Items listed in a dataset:
*** Begin section ***

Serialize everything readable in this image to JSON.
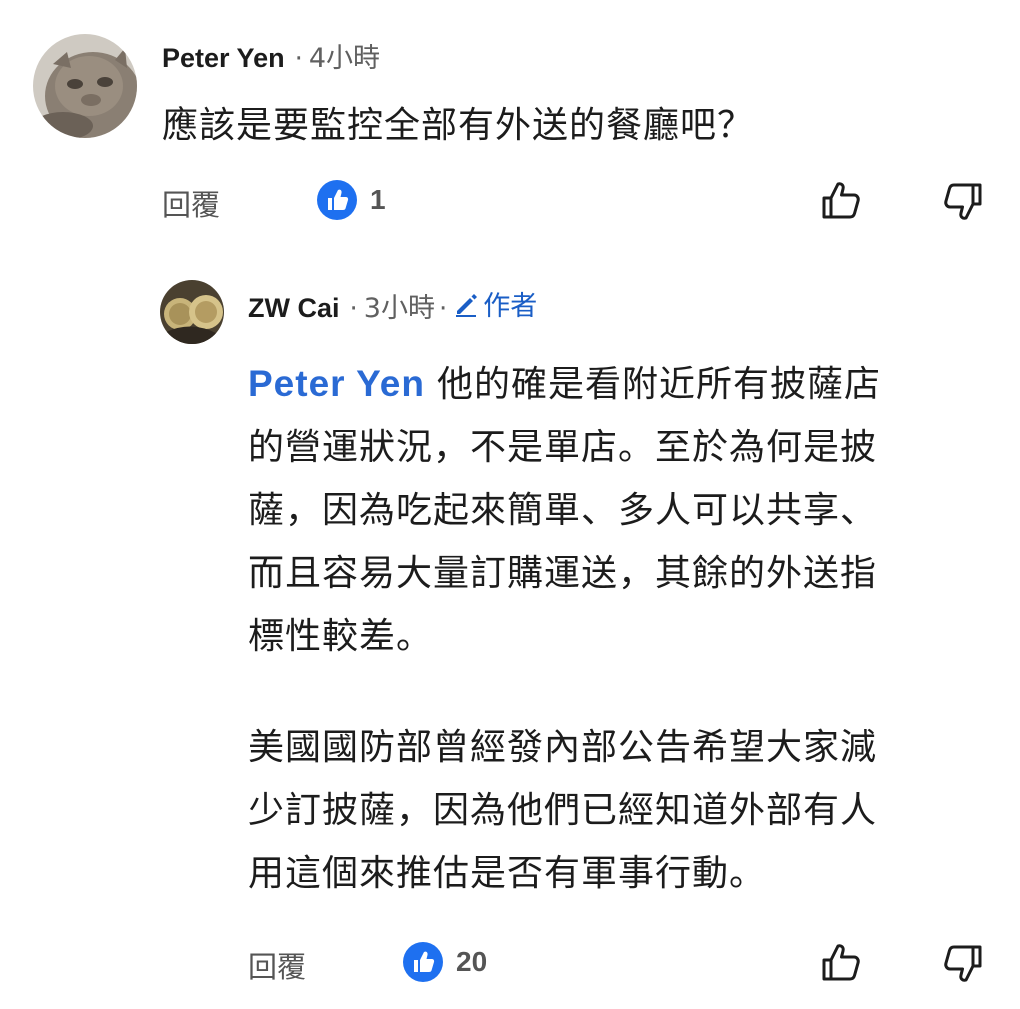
{
  "comments": [
    {
      "author": "Peter Yen",
      "separator": "·",
      "time": "4小時",
      "avatar_icon": "cat-avatar",
      "text": "應該是要監控全部有外送的餐廳吧？",
      "reply_label": "回覆",
      "like_count": "1",
      "like_icon": "like-reaction-icon",
      "thumb_up_icon": "thumbs-up-icon",
      "thumb_down_icon": "thumbs-down-icon"
    },
    {
      "author": "ZW Cai",
      "separator": "·",
      "time": "3小時",
      "separator2": "·",
      "badge": "作者",
      "badge_icon": "pencil-icon",
      "avatar_icon": "user-avatar",
      "mention": "Peter Yen",
      "lines": [
        "他的確是看附近所有披薩店",
        "的營運狀況，不是單店。至於為何是披",
        "薩，因為吃起來簡單、多人可以共享、",
        "而且容易大量訂購運送，其餘的外送指",
        "標性較差。",
        "美國國防部曾經發內部公告希望大家減",
        "少訂披薩，因為他們已經知道外部有人",
        "用這個來推估是否有軍事行動。"
      ],
      "reply_label": "回覆",
      "like_count": "20",
      "like_icon": "like-reaction-icon",
      "thumb_up_icon": "thumbs-up-icon",
      "thumb_down_icon": "thumbs-down-icon"
    }
  ],
  "colors": {
    "like_blue": "#1e70f0",
    "mention_blue": "#2a6ad4",
    "badge_blue": "#1a5ec6",
    "text": "#1c1c1c",
    "muted": "#606060"
  }
}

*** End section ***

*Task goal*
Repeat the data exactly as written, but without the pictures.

*Exercise response*
Serialize everything readable in this image to JSON.
{
  "comments": [
    {
      "author": "Peter Yen",
      "separator": "·",
      "time": "4小時",
      "avatar_icon": "cat-avatar",
      "text": "應該是要監控全部有外送的餐廳吧？",
      "reply_label": "回覆",
      "like_count": "1",
      "like_icon": "like-reaction-icon",
      "thumb_up_icon": "thumbs-up-icon",
      "thumb_down_icon": "thumbs-down-icon"
    },
    {
      "author": "ZW Cai",
      "separator": "·",
      "time": "3小時",
      "separator2": "·",
      "badge": "作者",
      "badge_icon": "pencil-icon",
      "avatar_icon": "user-avatar",
      "mention": "Peter Yen",
      "lines": [
        "他的確是看附近所有披薩店",
        "的營運狀況，不是單店。至於為何是披",
        "薩，因為吃起來簡單、多人可以共享、",
        "而且容易大量訂購運送，其餘的外送指",
        "標性較差。",
        "美國國防部曾經發內部公告希望大家減",
        "少訂披薩，因為他們已經知道外部有人",
        "用這個來推估是否有軍事行動。"
      ],
      "reply_label": "回覆",
      "like_count": "20",
      "like_icon": "like-reaction-icon",
      "thumb_up_icon": "thumbs-up-icon",
      "thumb_down_icon": "thumbs-down-icon"
    }
  ],
  "colors": {
    "like_blue": "#1e70f0",
    "mention_blue": "#2a6ad4",
    "badge_blue": "#1a5ec6",
    "text": "#1c1c1c",
    "muted": "#606060"
  }
}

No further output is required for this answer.